| What needs to be done |
The listing beneath should be written out in full, exactly as shown.

| Supplied material |
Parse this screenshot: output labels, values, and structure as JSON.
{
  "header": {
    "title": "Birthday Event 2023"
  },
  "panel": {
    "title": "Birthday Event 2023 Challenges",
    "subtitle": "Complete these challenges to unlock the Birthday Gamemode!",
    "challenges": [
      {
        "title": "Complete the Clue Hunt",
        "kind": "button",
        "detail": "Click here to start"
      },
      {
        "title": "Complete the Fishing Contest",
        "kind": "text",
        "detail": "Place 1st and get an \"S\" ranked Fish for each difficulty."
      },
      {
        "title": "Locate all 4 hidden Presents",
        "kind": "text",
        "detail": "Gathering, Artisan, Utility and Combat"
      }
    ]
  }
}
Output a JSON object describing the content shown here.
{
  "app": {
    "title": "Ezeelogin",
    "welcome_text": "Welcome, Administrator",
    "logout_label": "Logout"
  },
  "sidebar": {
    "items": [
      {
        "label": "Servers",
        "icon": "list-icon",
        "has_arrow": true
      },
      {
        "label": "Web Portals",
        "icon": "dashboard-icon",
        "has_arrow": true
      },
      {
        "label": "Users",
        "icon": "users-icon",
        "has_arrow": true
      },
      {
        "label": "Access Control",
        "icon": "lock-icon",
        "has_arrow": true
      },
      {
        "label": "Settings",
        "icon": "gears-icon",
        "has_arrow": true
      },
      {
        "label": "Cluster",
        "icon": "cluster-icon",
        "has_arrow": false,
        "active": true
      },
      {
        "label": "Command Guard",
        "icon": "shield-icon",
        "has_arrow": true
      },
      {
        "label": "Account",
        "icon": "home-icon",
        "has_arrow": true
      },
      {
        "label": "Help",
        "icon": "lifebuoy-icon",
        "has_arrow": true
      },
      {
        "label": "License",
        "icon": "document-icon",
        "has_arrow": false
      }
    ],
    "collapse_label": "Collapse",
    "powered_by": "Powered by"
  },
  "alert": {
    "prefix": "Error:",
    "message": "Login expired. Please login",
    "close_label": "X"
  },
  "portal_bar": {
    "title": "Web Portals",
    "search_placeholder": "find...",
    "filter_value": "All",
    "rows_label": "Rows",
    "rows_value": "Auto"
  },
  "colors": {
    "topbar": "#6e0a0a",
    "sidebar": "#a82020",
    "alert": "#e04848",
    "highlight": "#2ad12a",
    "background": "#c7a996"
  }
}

| Answer section |
Parse this screenshot: output labels, values, and structure as JSON.
{
  "header": {
    "title": "Birthday Event 2023"
  },
  "panel": {
    "title": "Birthday Event 2023 Challenges",
    "subtitle": "Complete these challenges to unlock the Birthday Gamemode!",
    "challenges": [
      {
        "title": "Complete the Clue Hunt",
        "kind": "button",
        "detail": "Click here to start"
      },
      {
        "title": "Complete the Fishing Contest",
        "kind": "text",
        "detail": "Place 1st and get an \"S\" ranked Fish for each difficulty."
      },
      {
        "title": "Locate all 4 hidden Presents",
        "kind": "text",
        "detail": "Gathering, Artisan, Utility and Combat"
      }
    ]
  }
}
Output a JSON object describing the content shown here.
{
  "app": {
    "title": "Ezeelogin",
    "welcome_text": "Welcome, Administrator",
    "logout_label": "Logout"
  },
  "sidebar": {
    "items": [
      {
        "label": "Servers",
        "icon": "list-icon",
        "has_arrow": true
      },
      {
        "label": "Web Portals",
        "icon": "dashboard-icon",
        "has_arrow": true
      },
      {
        "label": "Users",
        "icon": "users-icon",
        "has_arrow": true
      },
      {
        "label": "Access Control",
        "icon": "lock-icon",
        "has_arrow": true
      },
      {
        "label": "Settings",
        "icon": "gears-icon",
        "has_arrow": true
      },
      {
        "label": "Cluster",
        "icon": "cluster-icon",
        "has_arrow": false,
        "active": true
      },
      {
        "label": "Command Guard",
        "icon": "shield-icon",
        "has_arrow": true
      },
      {
        "label": "Account",
        "icon": "home-icon",
        "has_arrow": true
      },
      {
        "label": "Help",
        "icon": "lifebuoy-icon",
        "has_arrow": true
      },
      {
        "label": "License",
        "icon": "document-icon",
        "has_arrow": false
      }
    ],
    "collapse_label": "Collapse",
    "powered_by": "Powered by"
  },
  "alert": {
    "prefix": "Error:",
    "message": "Login expired. Please login",
    "close_label": "X"
  },
  "portal_bar": {
    "title": "Web Portals",
    "search_placeholder": "find...",
    "filter_value": "All",
    "rows_label": "Rows",
    "rows_value": "Auto"
  },
  "colors": {
    "topbar": "#6e0a0a",
    "sidebar": "#a82020",
    "alert": "#e04848",
    "highlight": "#2ad12a",
    "background": "#c7a996"
  }
}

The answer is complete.